Nothing is to be altered. Print each record in full.

*** Begin section ***

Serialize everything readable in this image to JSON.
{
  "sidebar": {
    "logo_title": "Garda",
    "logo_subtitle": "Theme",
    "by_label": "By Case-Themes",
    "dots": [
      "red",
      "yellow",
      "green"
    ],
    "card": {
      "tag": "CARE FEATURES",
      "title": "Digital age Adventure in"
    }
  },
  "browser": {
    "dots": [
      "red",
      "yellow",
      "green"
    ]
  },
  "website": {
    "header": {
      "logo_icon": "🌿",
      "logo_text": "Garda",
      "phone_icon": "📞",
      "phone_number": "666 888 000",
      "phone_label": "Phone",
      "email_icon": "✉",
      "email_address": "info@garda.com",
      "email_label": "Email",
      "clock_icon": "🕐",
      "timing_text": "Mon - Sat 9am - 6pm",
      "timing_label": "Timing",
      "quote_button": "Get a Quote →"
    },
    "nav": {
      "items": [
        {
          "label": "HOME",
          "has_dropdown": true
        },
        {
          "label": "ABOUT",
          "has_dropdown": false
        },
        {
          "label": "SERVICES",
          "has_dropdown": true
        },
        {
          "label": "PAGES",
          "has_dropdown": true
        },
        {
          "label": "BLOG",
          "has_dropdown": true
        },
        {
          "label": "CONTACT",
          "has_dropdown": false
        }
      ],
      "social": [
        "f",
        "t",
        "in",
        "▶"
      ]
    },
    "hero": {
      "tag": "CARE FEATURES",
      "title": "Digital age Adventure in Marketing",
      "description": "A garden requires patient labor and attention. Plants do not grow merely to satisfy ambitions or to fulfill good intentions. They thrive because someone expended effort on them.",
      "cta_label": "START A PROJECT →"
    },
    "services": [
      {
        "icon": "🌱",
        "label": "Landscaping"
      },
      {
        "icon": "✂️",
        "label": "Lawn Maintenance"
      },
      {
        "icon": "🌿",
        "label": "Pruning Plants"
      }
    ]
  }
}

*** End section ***

# SOLUTION TO THIS EXERCISE
Serialize everything readable in this image to JSON.
{
  "sidebar": {
    "logo_title": "Garda",
    "logo_subtitle": "Theme",
    "by_label": "By Case-Themes",
    "dots": [
      "red",
      "yellow",
      "green"
    ],
    "card": {
      "tag": "CARE FEATURES",
      "title": "Digital age Adventure in"
    }
  },
  "browser": {
    "dots": [
      "red",
      "yellow",
      "green"
    ]
  },
  "website": {
    "header": {
      "logo_icon": "🌿",
      "logo_text": "Garda",
      "phone_icon": "📞",
      "phone_number": "666 888 000",
      "phone_label": "Phone",
      "email_icon": "✉",
      "email_address": "info@garda.com",
      "email_label": "Email",
      "clock_icon": "🕐",
      "timing_text": "Mon - Sat 9am - 6pm",
      "timing_label": "Timing",
      "quote_button": "Get a Quote →"
    },
    "nav": {
      "items": [
        {
          "label": "HOME",
          "has_dropdown": true
        },
        {
          "label": "ABOUT",
          "has_dropdown": false
        },
        {
          "label": "SERVICES",
          "has_dropdown": true
        },
        {
          "label": "PAGES",
          "has_dropdown": true
        },
        {
          "label": "BLOG",
          "has_dropdown": true
        },
        {
          "label": "CONTACT",
          "has_dropdown": false
        }
      ],
      "social": [
        "f",
        "t",
        "in",
        "▶"
      ]
    },
    "hero": {
      "tag": "CARE FEATURES",
      "title": "Digital age Adventure in Marketing",
      "description": "A garden requires patient labor and attention. Plants do not grow merely to satisfy ambitions or to fulfill good intentions. They thrive because someone expended effort on them.",
      "cta_label": "START A PROJECT →"
    },
    "services": [
      {
        "icon": "🌱",
        "label": "Landscaping"
      },
      {
        "icon": "✂️",
        "label": "Lawn Maintenance"
      },
      {
        "icon": "🌿",
        "label": "Pruning Plants"
      }
    ]
  }
}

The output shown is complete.